According to quotes, “The crank will never turn fast enough under braking to heat the rotor…” This makes sense if you think about the gear ratios involved, and addressed one of my early concerns about this setup.

If nothing else, it is creative thinking. And that is innovation.

 

Koala. Cyclist. Thirst.

California DUI law and bikes

20150711_152006The vast majority of people I talk to either think that DUI laws apply equally to bikes, or not at all. But both of those groups are wrong.

Up until recently, I myself was in the first group. The group that believe that the same penalties and fines for driving a car while intoxicated apply to bikes. I imagine this line of thinking has to do with the “bikes follow the same laws as cars” mantra.

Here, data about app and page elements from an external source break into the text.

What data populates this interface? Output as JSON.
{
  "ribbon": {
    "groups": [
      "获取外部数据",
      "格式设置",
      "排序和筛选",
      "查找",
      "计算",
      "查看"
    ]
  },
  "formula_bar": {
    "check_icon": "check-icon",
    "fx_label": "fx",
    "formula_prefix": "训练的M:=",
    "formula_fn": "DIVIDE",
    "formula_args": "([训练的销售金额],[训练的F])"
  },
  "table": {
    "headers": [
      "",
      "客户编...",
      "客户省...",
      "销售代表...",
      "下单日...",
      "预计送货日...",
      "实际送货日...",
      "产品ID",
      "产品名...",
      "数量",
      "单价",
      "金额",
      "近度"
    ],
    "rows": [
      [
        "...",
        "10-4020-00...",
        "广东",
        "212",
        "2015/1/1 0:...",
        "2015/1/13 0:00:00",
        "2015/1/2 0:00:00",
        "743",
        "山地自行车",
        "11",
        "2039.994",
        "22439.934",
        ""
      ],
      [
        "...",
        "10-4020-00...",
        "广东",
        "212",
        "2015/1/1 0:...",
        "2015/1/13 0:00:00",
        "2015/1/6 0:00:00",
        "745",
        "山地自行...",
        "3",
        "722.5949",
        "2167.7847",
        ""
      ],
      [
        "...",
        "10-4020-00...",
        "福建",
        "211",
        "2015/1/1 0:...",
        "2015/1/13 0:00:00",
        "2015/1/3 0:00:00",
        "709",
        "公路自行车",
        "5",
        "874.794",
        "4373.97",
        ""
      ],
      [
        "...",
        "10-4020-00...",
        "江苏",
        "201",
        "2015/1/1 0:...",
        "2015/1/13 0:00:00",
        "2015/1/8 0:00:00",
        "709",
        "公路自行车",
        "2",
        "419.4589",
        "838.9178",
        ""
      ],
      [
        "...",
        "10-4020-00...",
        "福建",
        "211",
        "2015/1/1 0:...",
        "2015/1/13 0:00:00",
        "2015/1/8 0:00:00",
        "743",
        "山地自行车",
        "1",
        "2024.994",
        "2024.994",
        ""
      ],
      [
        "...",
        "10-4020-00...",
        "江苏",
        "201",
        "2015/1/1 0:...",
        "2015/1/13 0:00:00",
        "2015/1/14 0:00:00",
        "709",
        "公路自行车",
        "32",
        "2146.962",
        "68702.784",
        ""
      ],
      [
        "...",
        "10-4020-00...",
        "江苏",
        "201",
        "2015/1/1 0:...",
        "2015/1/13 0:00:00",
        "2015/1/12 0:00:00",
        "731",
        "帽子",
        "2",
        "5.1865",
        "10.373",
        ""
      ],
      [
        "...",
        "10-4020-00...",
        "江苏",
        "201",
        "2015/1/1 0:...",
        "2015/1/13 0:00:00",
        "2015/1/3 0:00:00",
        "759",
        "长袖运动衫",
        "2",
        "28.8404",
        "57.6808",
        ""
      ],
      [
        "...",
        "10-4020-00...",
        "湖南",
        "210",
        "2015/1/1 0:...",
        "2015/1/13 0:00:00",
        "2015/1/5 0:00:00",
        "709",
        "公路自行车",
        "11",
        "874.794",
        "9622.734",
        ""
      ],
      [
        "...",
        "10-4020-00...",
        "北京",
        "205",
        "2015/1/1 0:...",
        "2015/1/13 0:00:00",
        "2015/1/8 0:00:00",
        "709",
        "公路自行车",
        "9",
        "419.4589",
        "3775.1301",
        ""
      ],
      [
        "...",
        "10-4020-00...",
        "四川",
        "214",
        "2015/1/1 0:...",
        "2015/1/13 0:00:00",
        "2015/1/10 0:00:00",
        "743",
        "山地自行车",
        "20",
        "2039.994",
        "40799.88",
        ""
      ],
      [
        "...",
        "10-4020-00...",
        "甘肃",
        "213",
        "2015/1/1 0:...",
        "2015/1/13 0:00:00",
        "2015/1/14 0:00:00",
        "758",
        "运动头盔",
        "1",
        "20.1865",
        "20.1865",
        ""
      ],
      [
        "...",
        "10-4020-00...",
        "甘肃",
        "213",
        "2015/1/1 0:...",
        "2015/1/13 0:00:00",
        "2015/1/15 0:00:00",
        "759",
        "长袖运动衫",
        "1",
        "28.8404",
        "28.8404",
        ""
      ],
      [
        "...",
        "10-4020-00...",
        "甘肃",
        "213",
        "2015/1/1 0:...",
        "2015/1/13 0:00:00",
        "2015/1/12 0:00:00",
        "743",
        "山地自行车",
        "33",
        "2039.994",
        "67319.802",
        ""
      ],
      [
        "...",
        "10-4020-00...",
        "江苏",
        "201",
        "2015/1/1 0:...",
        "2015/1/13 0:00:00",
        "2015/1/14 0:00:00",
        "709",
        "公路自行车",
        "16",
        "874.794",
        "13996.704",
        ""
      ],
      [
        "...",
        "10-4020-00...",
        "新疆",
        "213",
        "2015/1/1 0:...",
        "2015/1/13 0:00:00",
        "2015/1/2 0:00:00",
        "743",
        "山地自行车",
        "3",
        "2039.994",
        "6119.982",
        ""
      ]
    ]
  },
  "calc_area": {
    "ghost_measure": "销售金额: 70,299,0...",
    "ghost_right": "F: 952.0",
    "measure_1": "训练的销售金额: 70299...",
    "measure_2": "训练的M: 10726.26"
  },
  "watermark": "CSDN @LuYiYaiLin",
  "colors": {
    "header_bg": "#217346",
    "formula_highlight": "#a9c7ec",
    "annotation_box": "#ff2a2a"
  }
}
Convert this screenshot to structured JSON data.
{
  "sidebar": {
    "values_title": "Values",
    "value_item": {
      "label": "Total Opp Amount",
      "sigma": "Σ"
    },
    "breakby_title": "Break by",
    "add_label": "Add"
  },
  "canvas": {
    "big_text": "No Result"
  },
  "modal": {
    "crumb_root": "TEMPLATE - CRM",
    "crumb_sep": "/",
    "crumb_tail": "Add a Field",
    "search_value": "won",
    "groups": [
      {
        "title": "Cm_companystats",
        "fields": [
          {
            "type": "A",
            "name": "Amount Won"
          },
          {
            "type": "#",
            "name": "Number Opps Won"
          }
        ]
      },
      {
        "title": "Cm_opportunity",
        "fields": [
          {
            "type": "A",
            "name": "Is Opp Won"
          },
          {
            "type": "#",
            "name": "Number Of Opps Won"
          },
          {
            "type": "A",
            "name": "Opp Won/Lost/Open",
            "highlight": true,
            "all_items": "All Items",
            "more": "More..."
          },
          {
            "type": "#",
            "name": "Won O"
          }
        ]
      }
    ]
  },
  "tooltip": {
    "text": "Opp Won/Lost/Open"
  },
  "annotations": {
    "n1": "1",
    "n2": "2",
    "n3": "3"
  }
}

You know, the phrase that is constantly used against cycling when someone rolls a stop sign, but completely ignored when we’re told to get out of the lane.

On first glance the law would actually seem to support this notion as well. While many states have DUI laws that refer only to “motor vehicles,” California does not: Keep reading →

Lugged Frames

There is, at least for me, something about lugged frames that evokes all of the classical beauty of the bicycle as art. I don’t mean to diminish from the absolute skill and craftsmanship that goes into non-lugged frames. But every time I see carefully accentuated lugs on a handmade bicycle, it just seems to underscore the attention to detail that is the very embodiment of “handmade.”

This year’s North American Handmade Bicycle Show didn’t disappoint in the area of beautifully detailed lugged frames. Keep reading →

Oddity Cycles with a fat bike for the kids

Fat bikes have been a common theme at the North American Hand Made Bike Show. And this year continued that tradition, including a fair number of small framed youth models.

Among those showing up with a fat bike for the kids was the Fort Collins, CO builder Oddity Cycles. While their adult bikes were noteworthy, I’ll have to admit that this single speed fat bike for the kids pretty much dominated my attention at their booth.

Oddity Cycles Youth Fat Bike Keep reading →